Africare Board Chairman W. Frank Fountain says Coles has “performed tremendously.” “When Julius Coles took over the reins of Africare, he had very big shoes to fill. C. Payne Lucas had led Africare for over 30 years and was a legend in his time. Julius has taken the organization to new heights in terms of management efficiency and expansion of resources devoted to Africa that few other private organizations have achieved in the U.S. and around the world. Millions of people across Africa are far better off today than they were when Julius came on board. Julius’ contribution to Africare will be remembered as one of the most successful in Africare’s history. He and the Africare team have developed the organization to a point where it is now poised to move into a new era of more growth. After a long career in public service, most of it devoted to Africa, Julius has earned the right to retire, rest, relax and enjoy some of the hard-earned fruits of his labor on behalf of the betterment of humankind. Julius will be truly missed.”

Looking back over his tenure at Africare Coles observed, “The past seven years have been some of the most challenging of my professional career. Not only have I gained experience and exposure as the head of one of the premier NGOs working on the continent of Africa, but I have learned a great deal managing a complex organization with 25 field offices and over 1,000 employees. My belief in the people of Africa and my respect for their cultures has only grown since my first experience as an Operation Crossroads Volunteer in Senegal, West Africa, after my junior year at Morehouse College 46 years ago. It is time for new leadership at Africare and a new generation of committed and energetic professionals who will carry on the important mission of the organization. For my part, I look forward to helping in any way I can to further the values and goals of Africare and the Africare family.”

A graduate of Morehouse College, Coles also earned a Masters of Public Affairs from Princeton University’s Woodrow Wilson School of Public and International Affairs. He then spent 28 years in the Foreign Service, retiring with the rank of Career Minister, and later served as Director of Howard University’s Ralph J. Bunche International Affairs Center and Morehouse College’s Andrew Young Center for International Affairs. The recipient of several prestigious awards including the James Madison Medal from Princeton University and the Morehouse College National Alumnus of the Year, Coles has also been a member or served on the board of numerous well-known organizations including the National Academy of Public Administration, the Council of Foreign Relations, and the UNESCO International Commission on the Gorée Memorial (Senegal). Mr. Coles looks forward to retiring to his home town of Atlanta, Georgia, where he will remain active in international affairs through his local Rotary Club, the university community, and through the completion of his term on the Board of the African Development Foundation, to which he was appointed by former President George W. Bush.

The Africare Board of Directors has retained the international search firm Heidrick & Struggles to fill the upcoming vacancy.

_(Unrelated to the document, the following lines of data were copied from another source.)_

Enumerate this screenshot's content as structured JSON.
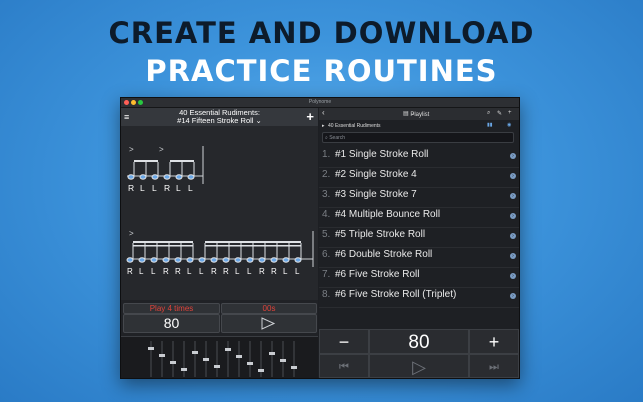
{
  "banner": {
    "line1": "CREATE AND DOWNLOAD",
    "line2": "PRACTICE ROUTINES"
  },
  "window": {
    "title": "Polynome"
  },
  "left": {
    "title_line1": "40 Essential Rudiments:",
    "title_line2": "#14 Fifteen Stroke Roll",
    "title_chevron": "⌄",
    "menu_icon": "≡",
    "add_icon": "+",
    "notation": {
      "staff1_sticking": [
        "R",
        "L",
        "L",
        "R",
        "L",
        "L"
      ],
      "staff2_sticking": [
        "R",
        "L",
        "L",
        "R",
        "R",
        "L",
        "L",
        "R",
        "R",
        "L",
        "L",
        "R",
        "R",
        "L",
        "L"
      ]
    },
    "play_count": "Play 4 times",
    "timer": "00s",
    "tempo": "80",
    "colors": {
      "accent_red": "#e0433a",
      "note_blue": "#6aa7e6"
    }
  },
  "right": {
    "header": {
      "back_icon": "‹",
      "view_label": "Playlist",
      "icons": [
        "search-icon",
        "edit-icon",
        "add-icon"
      ]
    },
    "breadcrumb": "40 Essential Rudiments",
    "search_placeholder": "Search",
    "items": [
      {
        "num": "1.",
        "name": "#1 Single Stroke Roll"
      },
      {
        "num": "2.",
        "name": "#2 Single Stroke 4"
      },
      {
        "num": "3.",
        "name": "#3 Single Stroke 7"
      },
      {
        "num": "4.",
        "name": "#4 Multiple Bounce Roll"
      },
      {
        "num": "5.",
        "name": "#5 Triple Stroke Roll"
      },
      {
        "num": "6.",
        "name": "#6 Double Stroke Roll"
      },
      {
        "num": "7.",
        "name": "#6 Five Stroke Roll"
      },
      {
        "num": "8.",
        "name": "#6 Five Stroke Roll (Triplet)"
      }
    ],
    "controls": {
      "minus": "−",
      "tempo": "80",
      "plus": "+",
      "prev": "⏮",
      "play": "▷",
      "next": "⏭"
    }
  }
}
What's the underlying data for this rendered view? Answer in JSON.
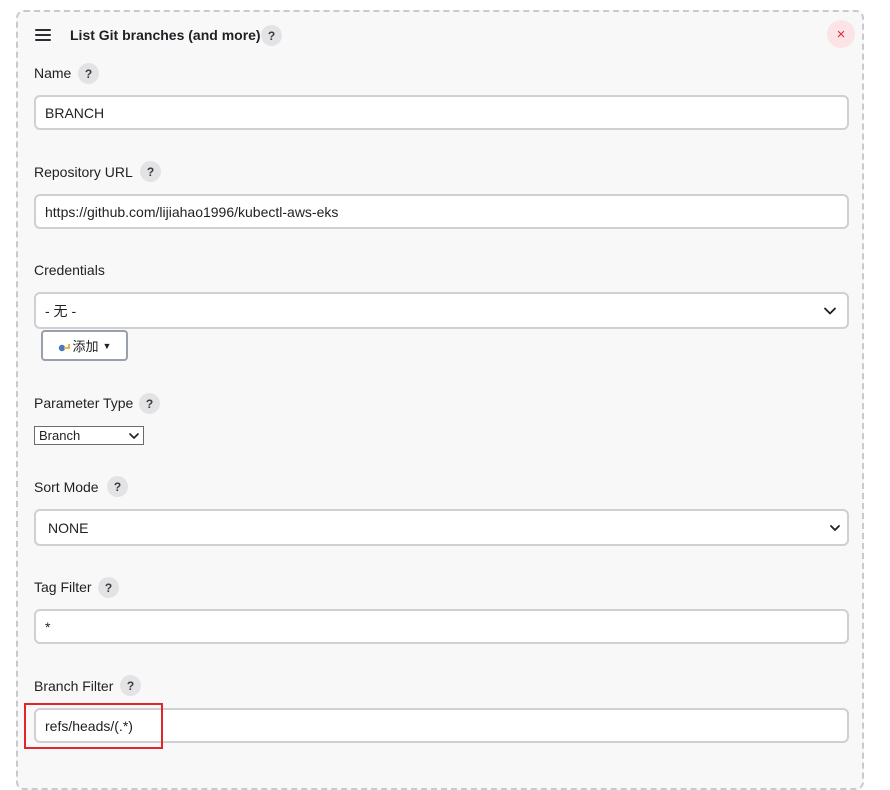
{
  "card": {
    "title": "List Git branches (and more)",
    "help": "?",
    "close": "×"
  },
  "name": {
    "label": "Name",
    "help": "?",
    "value": "BRANCH"
  },
  "repository": {
    "label": "Repository URL",
    "help": "?",
    "value": "https://github.com/lijiahao1996/kubectl-aws-eks"
  },
  "credentials": {
    "label": "Credentials",
    "selected": "- 无 -",
    "add_label": "添加"
  },
  "parameter_type": {
    "label": "Parameter Type",
    "help": "?",
    "selected": "Branch"
  },
  "sort_mode": {
    "label": "Sort Mode",
    "help": "?",
    "selected": "NONE"
  },
  "tag_filter": {
    "label": "Tag Filter",
    "help": "?",
    "value": "*"
  },
  "branch_filter": {
    "label": "Branch Filter",
    "help": "?",
    "value": "refs/heads/(.*)"
  },
  "colors": {
    "highlight": "#e0262b",
    "close": "#e0263f"
  }
}
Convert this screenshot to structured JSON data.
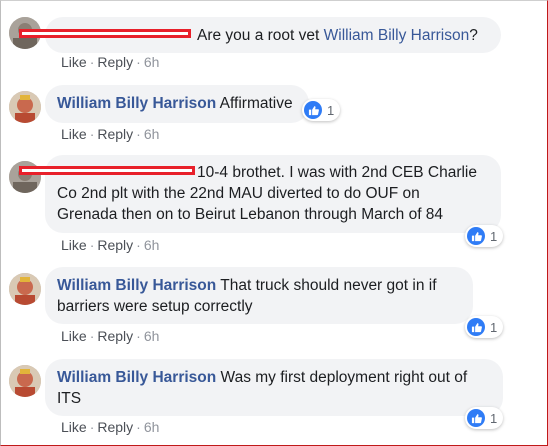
{
  "colors": {
    "name": "#385898",
    "redaction": "#e8202a",
    "like_blue": "#2f7cf6",
    "bubble_bg": "#f2f3f5",
    "meta": "#90949c"
  },
  "comments": [
    {
      "author": "",
      "author_redacted": true,
      "text": "Are you a root vet ",
      "mention": "William Billy Harrison",
      "suffix": "?",
      "actions": {
        "like": "Like",
        "reply": "Reply",
        "time": "6h"
      },
      "reactions": null
    },
    {
      "author": "William Billy Harrison",
      "author_redacted": false,
      "text": "Affirmative",
      "actions": {
        "like": "Like",
        "reply": "Reply",
        "time": "6h"
      },
      "reactions": {
        "icon": "like-icon",
        "count": "1"
      }
    },
    {
      "author": "",
      "author_redacted": true,
      "text_line1": "10-4 brothet. I was with 2nd CEB Charlie",
      "text_line2": "Co 2nd plt with the 22nd MAU diverted to do OUF on",
      "text_line3": "Grenada then on to Beirut Lebanon through March of 84",
      "actions": {
        "like": "Like",
        "reply": "Reply",
        "time": "6h"
      },
      "reactions": {
        "icon": "like-icon",
        "count": "1"
      }
    },
    {
      "author": "William Billy Harrison",
      "author_redacted": false,
      "text_line1": "That truck should never got in if",
      "text_line2": "barriers were setup correctly",
      "actions": {
        "like": "Like",
        "reply": "Reply",
        "time": "6h"
      },
      "reactions": {
        "icon": "like-icon",
        "count": "1"
      }
    },
    {
      "author": "William Billy Harrison",
      "author_redacted": false,
      "text_line1": "Was my first deployment right out of",
      "text_line2": "ITS",
      "actions": {
        "like": "Like",
        "reply": "Reply",
        "time": "6h"
      },
      "reactions": {
        "icon": "like-icon",
        "count": "1"
      }
    }
  ]
}
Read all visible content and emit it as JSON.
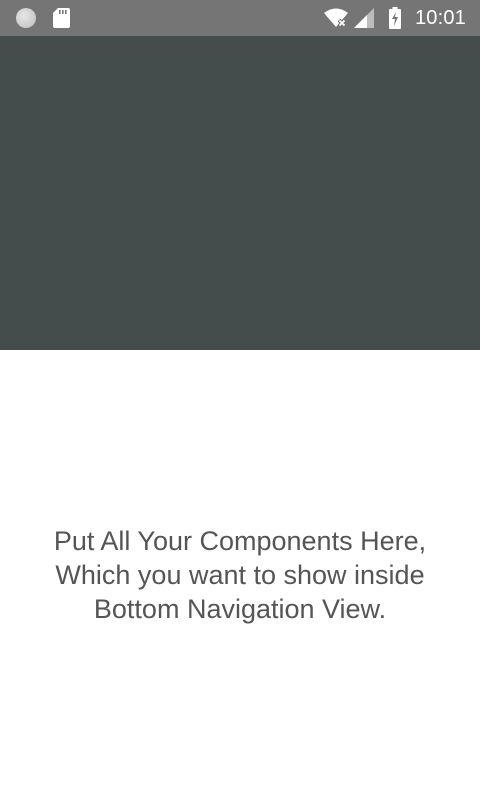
{
  "status_bar": {
    "time": "10:01",
    "icons": [
      "notification-circle-icon",
      "sd-card-icon",
      "wifi-off-icon",
      "cell-signal-icon",
      "battery-charging-icon"
    ],
    "background": "#757575"
  },
  "header_panel": {
    "background": "#454d4c"
  },
  "content": {
    "message": "Put All Your Components Here,\nWhich you want to show inside\nBottom Navigation View."
  }
}
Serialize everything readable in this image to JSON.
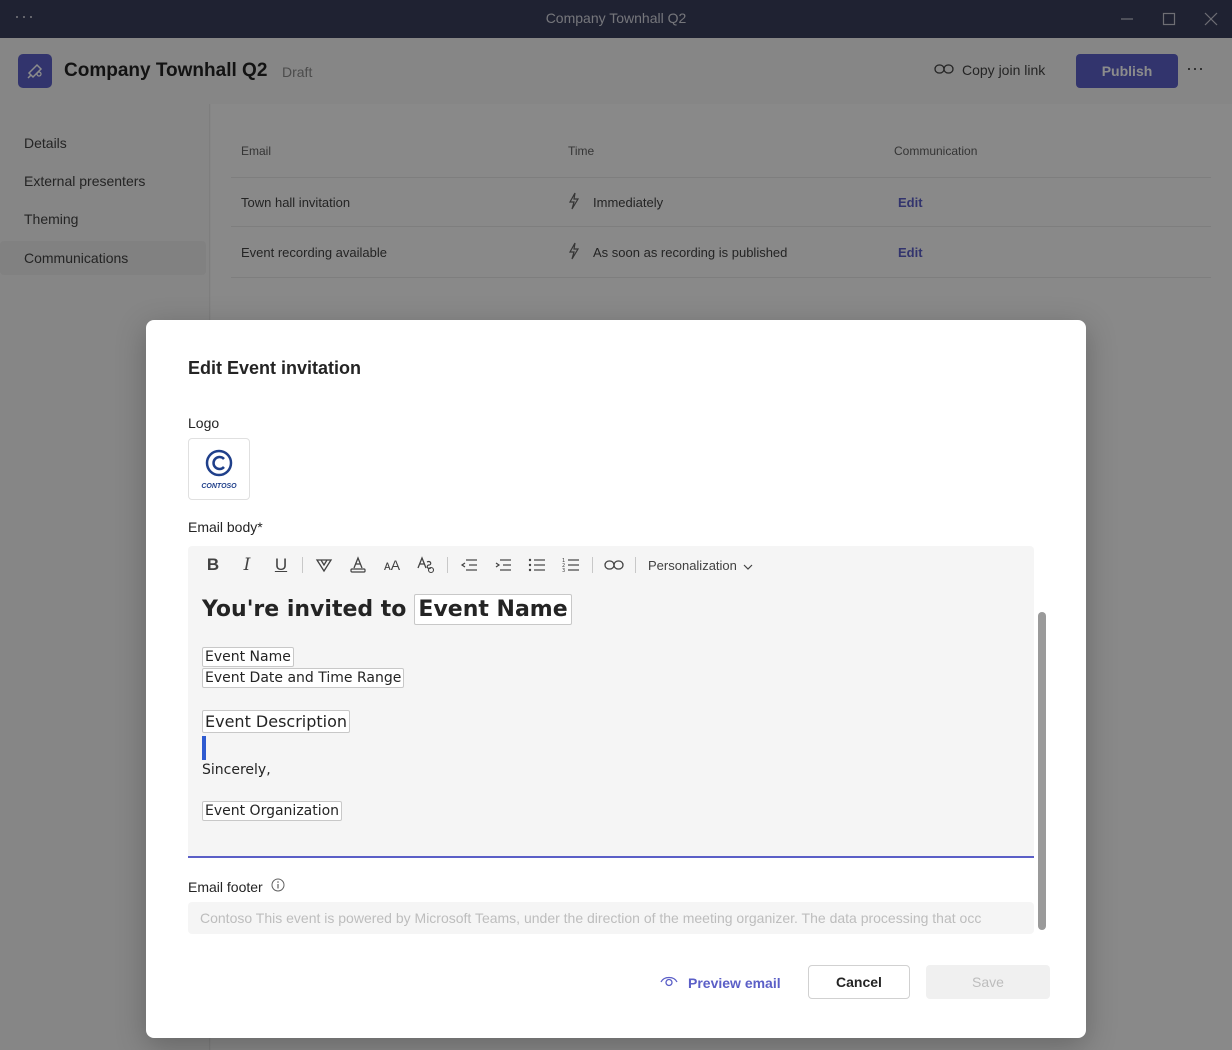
{
  "window": {
    "title": "Company Townhall Q2"
  },
  "header": {
    "event_title": "Company Townhall Q2",
    "status": "Draft",
    "copy_link_label": "Copy join link",
    "publish_label": "Publish"
  },
  "sidebar": {
    "items": [
      {
        "label": "Details"
      },
      {
        "label": "External presenters"
      },
      {
        "label": "Theming"
      },
      {
        "label": "Communications"
      }
    ]
  },
  "table": {
    "headers": {
      "email": "Email",
      "time": "Time",
      "communication": "Communication"
    },
    "rows": [
      {
        "email": "Town hall invitation",
        "time": "Immediately",
        "action": "Edit"
      },
      {
        "email": "Event recording available",
        "time": "As soon as recording is published",
        "action": "Edit"
      }
    ]
  },
  "dialog": {
    "title": "Edit Event invitation",
    "logo_label": "Logo",
    "logo_text": "CONTOSO",
    "body_label": "Email body*",
    "toolbar": {
      "personalization_label": "Personalization"
    },
    "body": {
      "heading_prefix": "You're invited to",
      "heading_token": "Event Name",
      "token_event_name": "Event Name",
      "token_date_range": "Event Date and Time Range",
      "token_description": "Event Description",
      "sign_off": "Sincerely,",
      "token_organization": "Event Organization"
    },
    "footer_label": "Email footer",
    "footer_value": "Contoso This event is powered by Microsoft Teams, under the direction of the meeting organizer. The data processing that occ",
    "preview_label": "Preview email",
    "cancel_label": "Cancel",
    "save_label": "Save"
  },
  "colors": {
    "accent": "#5b5fc7",
    "titlebar": "#3a3f5c",
    "caret": "#2f5bd0"
  }
}
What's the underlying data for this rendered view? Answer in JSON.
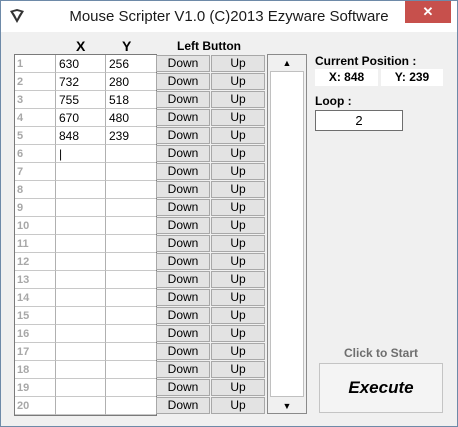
{
  "window": {
    "title": "Mouse Scripter V1.0 (C)2013 Ezyware Software",
    "close_label": "✕"
  },
  "grid": {
    "x_header": "X",
    "y_header": "Y",
    "button_header": "Left Button",
    "down_label": "Down",
    "up_label": "Up",
    "rows": [
      {
        "n": "1",
        "x": "630",
        "y": "256"
      },
      {
        "n": "2",
        "x": "732",
        "y": "280"
      },
      {
        "n": "3",
        "x": "755",
        "y": "518"
      },
      {
        "n": "4",
        "x": "670",
        "y": "480"
      },
      {
        "n": "5",
        "x": "848",
        "y": "239"
      },
      {
        "n": "6",
        "x": "|",
        "y": ""
      },
      {
        "n": "7",
        "x": "",
        "y": ""
      },
      {
        "n": "8",
        "x": "",
        "y": ""
      },
      {
        "n": "9",
        "x": "",
        "y": ""
      },
      {
        "n": "10",
        "x": "",
        "y": ""
      },
      {
        "n": "11",
        "x": "",
        "y": ""
      },
      {
        "n": "12",
        "x": "",
        "y": ""
      },
      {
        "n": "13",
        "x": "",
        "y": ""
      },
      {
        "n": "14",
        "x": "",
        "y": ""
      },
      {
        "n": "15",
        "x": "",
        "y": ""
      },
      {
        "n": "16",
        "x": "",
        "y": ""
      },
      {
        "n": "17",
        "x": "",
        "y": ""
      },
      {
        "n": "18",
        "x": "",
        "y": ""
      },
      {
        "n": "19",
        "x": "",
        "y": ""
      },
      {
        "n": "20",
        "x": "",
        "y": ""
      }
    ]
  },
  "scrollbar": {
    "up_arrow": "▲",
    "down_arrow": "▼"
  },
  "position": {
    "label": "Current Position :",
    "x_text": "X: 848",
    "y_text": "Y: 239"
  },
  "loop": {
    "label": "Loop :",
    "value": "2"
  },
  "execute": {
    "hint": "Click to Start",
    "label": "Execute"
  }
}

Heidrick & Struggles has been in operation for more than 50 years, providing senior-level executive search and leadership consulting services, including talent management, board building, executive on-boarding and M&A effectiveness. Heidrick & Struggles leadership experts operate from principal business centers in North America, Latin America, Europe and Asia Pacific.

A new Africare president is expected to be named in the fall.

Africare is a leading non-profit organization specializing in African development aid. It is also the oldest and largest African-American led organization in that field. Since its founding in 1970, Africare has delivered more than $760 million in assistance and support — over 2,500 projects and millions of beneficiaries —to 36 countries Africa-wide. Africare has its international headquarters in Washington, DC, with field offices currently in some 23 African countries.